  • Placing children in the care of unqualified staff members: WHC repeatedly hired assistant teachers who failed to meet the District’s minimum requirements for experience and education for childcare providers. Under District law, assistant teachers must hold at least an associate degree or a high school diploma along with a training certification and competence in the field of early childhood education. The Court found that several childcare staff members – including parents of children attending the childcare center and college students hired for the unlicensed summer daycare – were unqualified in violation of District law.
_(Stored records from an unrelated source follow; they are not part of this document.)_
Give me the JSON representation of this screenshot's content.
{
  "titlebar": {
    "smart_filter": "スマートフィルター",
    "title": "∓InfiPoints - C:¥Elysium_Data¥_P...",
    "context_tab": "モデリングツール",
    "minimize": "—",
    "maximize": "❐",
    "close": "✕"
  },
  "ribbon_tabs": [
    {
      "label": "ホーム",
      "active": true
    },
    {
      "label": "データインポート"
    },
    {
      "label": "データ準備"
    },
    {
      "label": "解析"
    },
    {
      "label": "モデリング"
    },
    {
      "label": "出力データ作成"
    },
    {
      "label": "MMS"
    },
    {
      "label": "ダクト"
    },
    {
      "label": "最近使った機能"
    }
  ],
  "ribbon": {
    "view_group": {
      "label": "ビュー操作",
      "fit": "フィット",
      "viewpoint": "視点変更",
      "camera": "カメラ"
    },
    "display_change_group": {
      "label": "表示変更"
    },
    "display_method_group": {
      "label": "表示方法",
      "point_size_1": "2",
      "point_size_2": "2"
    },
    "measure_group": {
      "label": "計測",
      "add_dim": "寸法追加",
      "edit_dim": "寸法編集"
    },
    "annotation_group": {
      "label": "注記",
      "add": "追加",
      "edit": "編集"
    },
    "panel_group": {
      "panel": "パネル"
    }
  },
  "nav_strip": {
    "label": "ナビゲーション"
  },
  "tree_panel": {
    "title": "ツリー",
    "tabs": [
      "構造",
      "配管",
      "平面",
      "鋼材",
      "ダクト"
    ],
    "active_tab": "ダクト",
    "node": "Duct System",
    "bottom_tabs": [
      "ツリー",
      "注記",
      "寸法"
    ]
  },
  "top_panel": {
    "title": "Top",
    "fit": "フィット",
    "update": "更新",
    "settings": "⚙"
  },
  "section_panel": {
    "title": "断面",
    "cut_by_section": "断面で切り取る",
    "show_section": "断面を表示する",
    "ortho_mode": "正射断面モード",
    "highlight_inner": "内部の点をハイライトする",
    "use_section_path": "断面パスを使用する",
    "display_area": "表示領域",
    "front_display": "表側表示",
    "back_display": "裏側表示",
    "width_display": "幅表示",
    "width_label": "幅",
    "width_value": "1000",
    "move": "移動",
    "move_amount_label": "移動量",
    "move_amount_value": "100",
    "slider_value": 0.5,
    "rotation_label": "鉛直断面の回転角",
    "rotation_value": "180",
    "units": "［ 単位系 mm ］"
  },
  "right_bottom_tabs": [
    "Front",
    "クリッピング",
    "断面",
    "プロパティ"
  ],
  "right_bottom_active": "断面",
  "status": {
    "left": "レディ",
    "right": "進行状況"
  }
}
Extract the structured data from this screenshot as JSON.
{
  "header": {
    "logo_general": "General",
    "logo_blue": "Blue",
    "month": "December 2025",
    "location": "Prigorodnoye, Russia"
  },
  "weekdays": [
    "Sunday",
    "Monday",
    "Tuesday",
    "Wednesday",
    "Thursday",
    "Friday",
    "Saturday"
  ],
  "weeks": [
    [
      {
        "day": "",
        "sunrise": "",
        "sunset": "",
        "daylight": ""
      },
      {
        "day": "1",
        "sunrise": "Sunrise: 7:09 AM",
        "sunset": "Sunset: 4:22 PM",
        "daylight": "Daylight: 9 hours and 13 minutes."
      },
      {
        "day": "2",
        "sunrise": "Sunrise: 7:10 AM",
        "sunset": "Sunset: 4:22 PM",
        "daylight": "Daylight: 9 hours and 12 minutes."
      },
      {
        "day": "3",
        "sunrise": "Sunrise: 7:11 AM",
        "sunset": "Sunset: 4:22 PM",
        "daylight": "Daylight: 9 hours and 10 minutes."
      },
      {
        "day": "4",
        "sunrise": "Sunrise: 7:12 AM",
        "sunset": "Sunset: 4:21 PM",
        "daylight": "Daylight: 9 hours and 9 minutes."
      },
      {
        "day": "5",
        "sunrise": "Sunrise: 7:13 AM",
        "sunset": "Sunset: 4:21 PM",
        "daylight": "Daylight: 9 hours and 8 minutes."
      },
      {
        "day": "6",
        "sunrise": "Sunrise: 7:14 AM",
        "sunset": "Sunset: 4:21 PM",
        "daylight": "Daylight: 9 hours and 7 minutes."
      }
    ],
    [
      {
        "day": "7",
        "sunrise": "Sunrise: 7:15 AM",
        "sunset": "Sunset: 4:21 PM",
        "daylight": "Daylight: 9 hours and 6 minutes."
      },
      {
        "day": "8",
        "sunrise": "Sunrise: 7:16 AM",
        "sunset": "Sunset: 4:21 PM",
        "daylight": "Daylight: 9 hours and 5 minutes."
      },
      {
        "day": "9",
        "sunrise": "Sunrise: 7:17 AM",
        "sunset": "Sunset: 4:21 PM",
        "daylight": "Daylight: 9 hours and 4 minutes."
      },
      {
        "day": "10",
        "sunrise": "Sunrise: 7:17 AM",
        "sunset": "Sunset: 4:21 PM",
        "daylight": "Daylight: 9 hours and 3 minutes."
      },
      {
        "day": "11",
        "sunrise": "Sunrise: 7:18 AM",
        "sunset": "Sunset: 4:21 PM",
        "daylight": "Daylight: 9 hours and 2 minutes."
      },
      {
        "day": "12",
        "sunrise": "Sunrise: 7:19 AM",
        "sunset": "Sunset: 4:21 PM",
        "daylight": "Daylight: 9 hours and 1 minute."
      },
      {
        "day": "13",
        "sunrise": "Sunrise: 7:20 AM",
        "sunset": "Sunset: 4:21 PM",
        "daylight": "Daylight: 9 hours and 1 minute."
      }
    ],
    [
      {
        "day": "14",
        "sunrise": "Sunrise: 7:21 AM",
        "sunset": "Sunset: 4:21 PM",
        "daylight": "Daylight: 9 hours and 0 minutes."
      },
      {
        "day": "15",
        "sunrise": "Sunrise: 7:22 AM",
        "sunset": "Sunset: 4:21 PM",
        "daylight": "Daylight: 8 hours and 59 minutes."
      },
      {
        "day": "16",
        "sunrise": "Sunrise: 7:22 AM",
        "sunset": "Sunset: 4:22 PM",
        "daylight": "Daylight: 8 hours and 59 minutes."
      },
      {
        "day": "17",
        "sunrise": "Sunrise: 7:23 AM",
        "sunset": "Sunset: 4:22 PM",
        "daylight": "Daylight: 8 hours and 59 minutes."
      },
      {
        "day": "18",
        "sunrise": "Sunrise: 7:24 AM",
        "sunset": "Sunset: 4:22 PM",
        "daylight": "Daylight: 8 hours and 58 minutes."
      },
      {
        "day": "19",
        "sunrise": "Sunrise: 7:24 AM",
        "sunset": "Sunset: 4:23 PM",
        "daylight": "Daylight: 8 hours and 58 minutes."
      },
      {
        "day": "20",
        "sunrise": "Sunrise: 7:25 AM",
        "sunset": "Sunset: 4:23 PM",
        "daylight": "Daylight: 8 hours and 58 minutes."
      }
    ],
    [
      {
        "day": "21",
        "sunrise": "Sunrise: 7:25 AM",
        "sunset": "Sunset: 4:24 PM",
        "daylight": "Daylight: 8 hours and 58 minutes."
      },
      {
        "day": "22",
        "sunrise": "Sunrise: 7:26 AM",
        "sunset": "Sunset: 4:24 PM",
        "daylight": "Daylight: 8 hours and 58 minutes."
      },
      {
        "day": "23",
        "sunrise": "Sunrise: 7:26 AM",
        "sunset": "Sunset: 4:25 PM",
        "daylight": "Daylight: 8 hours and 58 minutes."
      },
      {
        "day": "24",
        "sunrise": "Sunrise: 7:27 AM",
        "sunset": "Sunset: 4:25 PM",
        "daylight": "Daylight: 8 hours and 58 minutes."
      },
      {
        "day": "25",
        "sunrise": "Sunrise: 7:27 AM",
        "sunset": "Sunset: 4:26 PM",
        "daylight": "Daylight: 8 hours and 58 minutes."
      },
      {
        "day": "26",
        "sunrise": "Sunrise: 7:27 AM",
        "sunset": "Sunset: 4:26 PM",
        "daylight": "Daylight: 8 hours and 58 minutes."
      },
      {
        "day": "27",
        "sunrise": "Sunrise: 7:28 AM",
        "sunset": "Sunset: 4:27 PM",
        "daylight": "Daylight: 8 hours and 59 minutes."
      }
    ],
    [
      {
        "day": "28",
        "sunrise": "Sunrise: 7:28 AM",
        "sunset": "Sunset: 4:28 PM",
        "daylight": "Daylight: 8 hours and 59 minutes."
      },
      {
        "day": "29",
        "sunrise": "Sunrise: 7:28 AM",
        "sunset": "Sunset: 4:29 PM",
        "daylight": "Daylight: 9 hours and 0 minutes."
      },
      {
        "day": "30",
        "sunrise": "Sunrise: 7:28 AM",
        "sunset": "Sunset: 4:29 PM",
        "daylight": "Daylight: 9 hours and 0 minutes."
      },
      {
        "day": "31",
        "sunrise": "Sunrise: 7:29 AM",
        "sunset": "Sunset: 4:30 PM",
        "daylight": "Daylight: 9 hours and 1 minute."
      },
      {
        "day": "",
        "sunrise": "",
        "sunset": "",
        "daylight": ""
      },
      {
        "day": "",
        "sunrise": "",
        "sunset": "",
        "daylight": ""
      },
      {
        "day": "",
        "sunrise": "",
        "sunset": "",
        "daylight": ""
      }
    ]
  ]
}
The Court also found that WHC failed to maintain records required by law to demonstrate that its staff is qualified. 
  • Failing to adequately report incidents of harm to children:  On at least four occasions, WHC failed to timely report incidents that could adversely affect the health, safety, and welfare of children enrolled at WHC’s childcare center to the Office of the State Superintendent of Education, even though such incidents were serious enough to end in the termination of those staff members’ employment.

As a result of OAG’s action, WHC must pay a total of $950,000, distributed in the following manner:

  • Payment to families: $300,000 paid to families who enrolled their children in WHC’s summer childcare program, Camp Keetov, during the summers of 2016-2018.
  • Payment to DC charity: $100,000 paid to a District-approved charitable organization in light of the District’s claims that WHC violated the District’s Nonprofit Corporations Act (NCA).
  • Civil penalties: $550,000 paid to the District for civil penalties and legal costs.

WHC must stop all practices that violate the CPPA, including by misleading or making any misrepresentations to District consumers, and ensure that it maintains all required District of Columbia childcare licenses and that it maintains compliance with District of Columbia childcare licensing regulations.

This matter was handled by Jennifer Jones and Nicole Hill of the Public Advocacy Division and Peter Saba, Bayly Leighton, and Lauren Haggerty of the Public Safety Division.

Read the full consent order here.

How to Report Illegal or Unfair Business Practices
Consumers who have been the victims of unfair or deceptive business practices can file a complaint with OAG by calling (202) 442-9828, emailing, or filling out a consumer complaint form online.